Here are some common signs you’ll likely encounter on South Dakota roadways:
In South Dakota, you’ll meet 3 types of guide signs:
- Route number signs
- Service signs
- Destination signs
Route number signs come in weird shapes and different colors. These tell you the route of the area you’re in. You need a road map to determine the route.
Service signs are colored blue and indicate nearby services, such as rest areas, gas stations, restaurants, hospitals, etc.
Destination signs are green. These direct you to certain areas.
South Dakota Pavement Markings
Finally, let’s look at the pavement markings in South Dakota.
Pavement markings help indicate the rules of the road, such as passing and driving directions.
Broken white lines are for vehicles going in the same direction. Broken lines allow vehicles to pass others carefully.
Broken yellow lines indicate that traffic is flowing in opposite directions. This allows for passing only if it is safe to do so.
Solid yellow lines and broken yellow lines indicate that the drive on the side of the broken line is permitted to pass. However, if you’re on the solid yellow line, you are NOT allowed to pass.
Two solid yellow lines forbid passing for all vehicles in both lanes. Passing will be allowed only when the solid lines break up.
Besides those, there are also stop lines and crosswalk markings.
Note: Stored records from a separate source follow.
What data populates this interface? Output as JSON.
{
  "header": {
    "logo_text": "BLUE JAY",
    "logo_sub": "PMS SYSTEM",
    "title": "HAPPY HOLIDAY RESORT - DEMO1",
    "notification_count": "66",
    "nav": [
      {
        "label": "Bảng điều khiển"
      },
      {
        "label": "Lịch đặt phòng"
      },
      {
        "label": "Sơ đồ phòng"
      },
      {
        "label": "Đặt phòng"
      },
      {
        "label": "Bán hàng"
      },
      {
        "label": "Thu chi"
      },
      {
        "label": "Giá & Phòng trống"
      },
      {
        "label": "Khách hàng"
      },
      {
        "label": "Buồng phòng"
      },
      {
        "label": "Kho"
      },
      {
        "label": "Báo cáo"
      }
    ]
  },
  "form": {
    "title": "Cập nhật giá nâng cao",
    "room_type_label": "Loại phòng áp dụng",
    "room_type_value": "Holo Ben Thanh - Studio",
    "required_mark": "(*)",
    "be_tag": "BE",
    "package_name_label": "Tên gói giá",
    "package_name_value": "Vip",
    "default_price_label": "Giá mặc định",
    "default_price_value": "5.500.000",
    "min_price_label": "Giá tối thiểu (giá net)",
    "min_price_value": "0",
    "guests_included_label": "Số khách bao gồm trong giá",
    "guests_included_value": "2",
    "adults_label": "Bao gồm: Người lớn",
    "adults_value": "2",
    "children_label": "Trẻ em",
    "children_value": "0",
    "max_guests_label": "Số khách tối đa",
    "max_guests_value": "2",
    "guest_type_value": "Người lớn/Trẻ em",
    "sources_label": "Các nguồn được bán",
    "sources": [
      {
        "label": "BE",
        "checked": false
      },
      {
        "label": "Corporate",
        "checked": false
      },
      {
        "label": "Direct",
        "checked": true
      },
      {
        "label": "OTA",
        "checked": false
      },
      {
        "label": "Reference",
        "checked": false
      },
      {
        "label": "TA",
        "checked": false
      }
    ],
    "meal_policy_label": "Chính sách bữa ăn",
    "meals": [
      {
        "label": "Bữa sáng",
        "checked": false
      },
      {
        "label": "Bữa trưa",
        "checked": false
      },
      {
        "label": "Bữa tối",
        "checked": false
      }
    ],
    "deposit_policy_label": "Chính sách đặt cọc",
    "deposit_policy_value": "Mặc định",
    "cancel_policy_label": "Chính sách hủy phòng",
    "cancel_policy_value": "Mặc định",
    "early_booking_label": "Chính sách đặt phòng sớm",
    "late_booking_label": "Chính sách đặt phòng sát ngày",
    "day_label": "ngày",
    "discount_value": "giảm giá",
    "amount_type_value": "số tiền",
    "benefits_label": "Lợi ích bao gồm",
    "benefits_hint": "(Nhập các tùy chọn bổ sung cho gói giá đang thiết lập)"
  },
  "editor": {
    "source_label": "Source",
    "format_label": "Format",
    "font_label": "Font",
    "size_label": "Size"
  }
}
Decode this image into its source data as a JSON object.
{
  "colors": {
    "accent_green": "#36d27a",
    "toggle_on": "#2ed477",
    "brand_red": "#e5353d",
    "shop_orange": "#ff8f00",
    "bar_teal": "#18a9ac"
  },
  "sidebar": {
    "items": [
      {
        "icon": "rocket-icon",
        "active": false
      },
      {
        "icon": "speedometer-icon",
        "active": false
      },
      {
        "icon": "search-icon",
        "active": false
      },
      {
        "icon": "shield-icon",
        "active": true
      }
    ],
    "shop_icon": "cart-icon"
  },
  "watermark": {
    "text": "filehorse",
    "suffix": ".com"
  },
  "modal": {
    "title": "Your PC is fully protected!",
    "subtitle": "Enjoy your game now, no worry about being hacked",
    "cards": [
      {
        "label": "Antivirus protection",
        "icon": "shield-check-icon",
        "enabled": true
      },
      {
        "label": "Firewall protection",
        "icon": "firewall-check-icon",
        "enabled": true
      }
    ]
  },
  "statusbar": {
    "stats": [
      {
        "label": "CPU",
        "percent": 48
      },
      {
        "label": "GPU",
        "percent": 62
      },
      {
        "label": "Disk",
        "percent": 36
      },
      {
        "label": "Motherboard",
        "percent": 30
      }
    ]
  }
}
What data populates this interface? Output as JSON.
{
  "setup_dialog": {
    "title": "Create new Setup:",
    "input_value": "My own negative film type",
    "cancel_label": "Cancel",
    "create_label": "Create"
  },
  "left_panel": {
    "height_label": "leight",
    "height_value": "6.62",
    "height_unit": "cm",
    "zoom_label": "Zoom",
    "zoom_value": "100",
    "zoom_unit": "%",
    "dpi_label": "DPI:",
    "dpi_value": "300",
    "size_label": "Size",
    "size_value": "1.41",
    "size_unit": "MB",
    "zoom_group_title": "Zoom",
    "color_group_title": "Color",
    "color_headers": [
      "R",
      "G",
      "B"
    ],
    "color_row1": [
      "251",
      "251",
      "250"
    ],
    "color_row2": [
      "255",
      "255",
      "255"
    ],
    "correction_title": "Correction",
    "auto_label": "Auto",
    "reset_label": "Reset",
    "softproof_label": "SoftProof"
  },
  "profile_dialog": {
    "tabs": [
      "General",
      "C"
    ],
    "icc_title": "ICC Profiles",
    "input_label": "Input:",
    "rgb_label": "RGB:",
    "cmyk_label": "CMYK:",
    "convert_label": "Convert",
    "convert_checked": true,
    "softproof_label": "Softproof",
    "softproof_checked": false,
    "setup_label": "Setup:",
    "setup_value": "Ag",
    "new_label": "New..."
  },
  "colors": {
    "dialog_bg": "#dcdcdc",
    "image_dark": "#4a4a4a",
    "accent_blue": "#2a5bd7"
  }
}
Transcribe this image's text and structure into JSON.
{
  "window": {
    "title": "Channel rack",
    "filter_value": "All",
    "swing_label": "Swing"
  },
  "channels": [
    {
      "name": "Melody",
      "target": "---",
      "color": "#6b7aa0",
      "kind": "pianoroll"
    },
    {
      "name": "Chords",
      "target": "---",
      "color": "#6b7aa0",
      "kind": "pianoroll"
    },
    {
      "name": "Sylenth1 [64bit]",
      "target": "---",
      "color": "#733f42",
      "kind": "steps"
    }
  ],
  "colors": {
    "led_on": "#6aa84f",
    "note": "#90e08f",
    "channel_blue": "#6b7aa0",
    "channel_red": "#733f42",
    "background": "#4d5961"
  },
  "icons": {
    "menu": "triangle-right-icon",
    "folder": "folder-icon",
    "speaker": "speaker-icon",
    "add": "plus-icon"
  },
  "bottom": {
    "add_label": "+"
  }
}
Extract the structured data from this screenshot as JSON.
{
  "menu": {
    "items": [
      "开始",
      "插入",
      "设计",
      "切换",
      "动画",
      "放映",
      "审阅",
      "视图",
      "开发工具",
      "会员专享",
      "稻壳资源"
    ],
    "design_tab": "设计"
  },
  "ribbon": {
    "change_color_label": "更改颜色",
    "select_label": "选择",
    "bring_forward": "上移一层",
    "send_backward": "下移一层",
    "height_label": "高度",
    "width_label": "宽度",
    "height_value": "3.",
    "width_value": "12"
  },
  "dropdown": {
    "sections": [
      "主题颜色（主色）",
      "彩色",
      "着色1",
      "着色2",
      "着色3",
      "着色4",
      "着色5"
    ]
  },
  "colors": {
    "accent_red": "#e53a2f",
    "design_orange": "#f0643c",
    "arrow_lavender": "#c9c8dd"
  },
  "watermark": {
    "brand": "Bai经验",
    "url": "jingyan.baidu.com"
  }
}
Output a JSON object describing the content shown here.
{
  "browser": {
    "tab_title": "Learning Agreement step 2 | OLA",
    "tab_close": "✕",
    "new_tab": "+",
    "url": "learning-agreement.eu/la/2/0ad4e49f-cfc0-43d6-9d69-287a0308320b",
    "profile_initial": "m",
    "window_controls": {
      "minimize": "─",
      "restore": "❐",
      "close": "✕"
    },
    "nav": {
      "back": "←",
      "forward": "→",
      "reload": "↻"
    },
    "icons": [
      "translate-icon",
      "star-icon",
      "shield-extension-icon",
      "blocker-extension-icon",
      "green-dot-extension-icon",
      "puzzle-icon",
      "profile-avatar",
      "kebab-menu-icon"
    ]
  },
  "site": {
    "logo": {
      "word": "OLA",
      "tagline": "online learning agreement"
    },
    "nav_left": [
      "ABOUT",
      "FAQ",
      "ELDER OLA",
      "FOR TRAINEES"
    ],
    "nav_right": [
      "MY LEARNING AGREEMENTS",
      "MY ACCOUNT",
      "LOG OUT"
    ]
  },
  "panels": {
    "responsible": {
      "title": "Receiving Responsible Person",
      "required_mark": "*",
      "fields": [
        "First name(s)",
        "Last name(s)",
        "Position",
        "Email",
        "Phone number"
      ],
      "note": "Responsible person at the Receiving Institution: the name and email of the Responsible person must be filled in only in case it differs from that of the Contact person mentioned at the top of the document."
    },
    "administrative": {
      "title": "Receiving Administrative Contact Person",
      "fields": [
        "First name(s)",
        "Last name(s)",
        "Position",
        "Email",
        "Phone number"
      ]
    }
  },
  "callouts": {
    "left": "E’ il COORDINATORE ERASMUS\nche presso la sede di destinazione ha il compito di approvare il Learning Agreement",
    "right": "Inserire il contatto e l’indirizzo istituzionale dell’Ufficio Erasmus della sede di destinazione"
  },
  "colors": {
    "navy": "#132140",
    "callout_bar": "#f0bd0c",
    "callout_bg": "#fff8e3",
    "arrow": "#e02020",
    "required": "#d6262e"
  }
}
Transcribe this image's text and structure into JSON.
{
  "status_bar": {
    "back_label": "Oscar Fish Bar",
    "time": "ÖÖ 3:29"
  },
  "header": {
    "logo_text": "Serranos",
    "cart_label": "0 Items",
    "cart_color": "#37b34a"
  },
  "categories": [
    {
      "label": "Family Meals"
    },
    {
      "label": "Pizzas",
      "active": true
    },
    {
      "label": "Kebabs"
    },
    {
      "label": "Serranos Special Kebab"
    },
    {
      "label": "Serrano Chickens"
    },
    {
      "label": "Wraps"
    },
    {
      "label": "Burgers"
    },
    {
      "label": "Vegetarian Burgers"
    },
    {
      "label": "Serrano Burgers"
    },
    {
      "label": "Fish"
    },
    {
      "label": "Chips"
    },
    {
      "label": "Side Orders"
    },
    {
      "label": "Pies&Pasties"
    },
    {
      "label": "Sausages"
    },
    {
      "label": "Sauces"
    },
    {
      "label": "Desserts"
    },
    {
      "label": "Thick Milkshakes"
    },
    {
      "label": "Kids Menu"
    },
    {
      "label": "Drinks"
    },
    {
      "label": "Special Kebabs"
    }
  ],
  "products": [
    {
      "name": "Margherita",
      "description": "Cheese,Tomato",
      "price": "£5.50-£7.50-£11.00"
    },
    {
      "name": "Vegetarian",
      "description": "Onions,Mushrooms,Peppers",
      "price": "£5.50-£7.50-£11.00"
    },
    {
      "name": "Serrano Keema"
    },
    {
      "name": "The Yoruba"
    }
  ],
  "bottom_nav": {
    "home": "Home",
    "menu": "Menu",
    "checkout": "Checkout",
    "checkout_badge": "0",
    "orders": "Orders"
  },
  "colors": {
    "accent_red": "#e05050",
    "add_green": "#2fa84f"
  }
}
You must stop before these markings to allow pedestrians to cross.
A shared center lane means that vehicles are permitted to make left turns or u-turns through the center lane when it is safe to do so. You cannot travel in that lane if not making a turn.
Now you’re familiar with the South Dakota road signs.
Not just that, but you know about the traffic signals and pavement markings, too.
All this will help you be a better and safer driver — as well as help you avoid getting ticketed.
And if you’re still studying for your permit test, then this will help you ACE it.
So make sure to go through the signals, signs, and markings again.
Familiarize yourself with them all — if not the signs, at least the colors and shapes to get an idea of their meaning.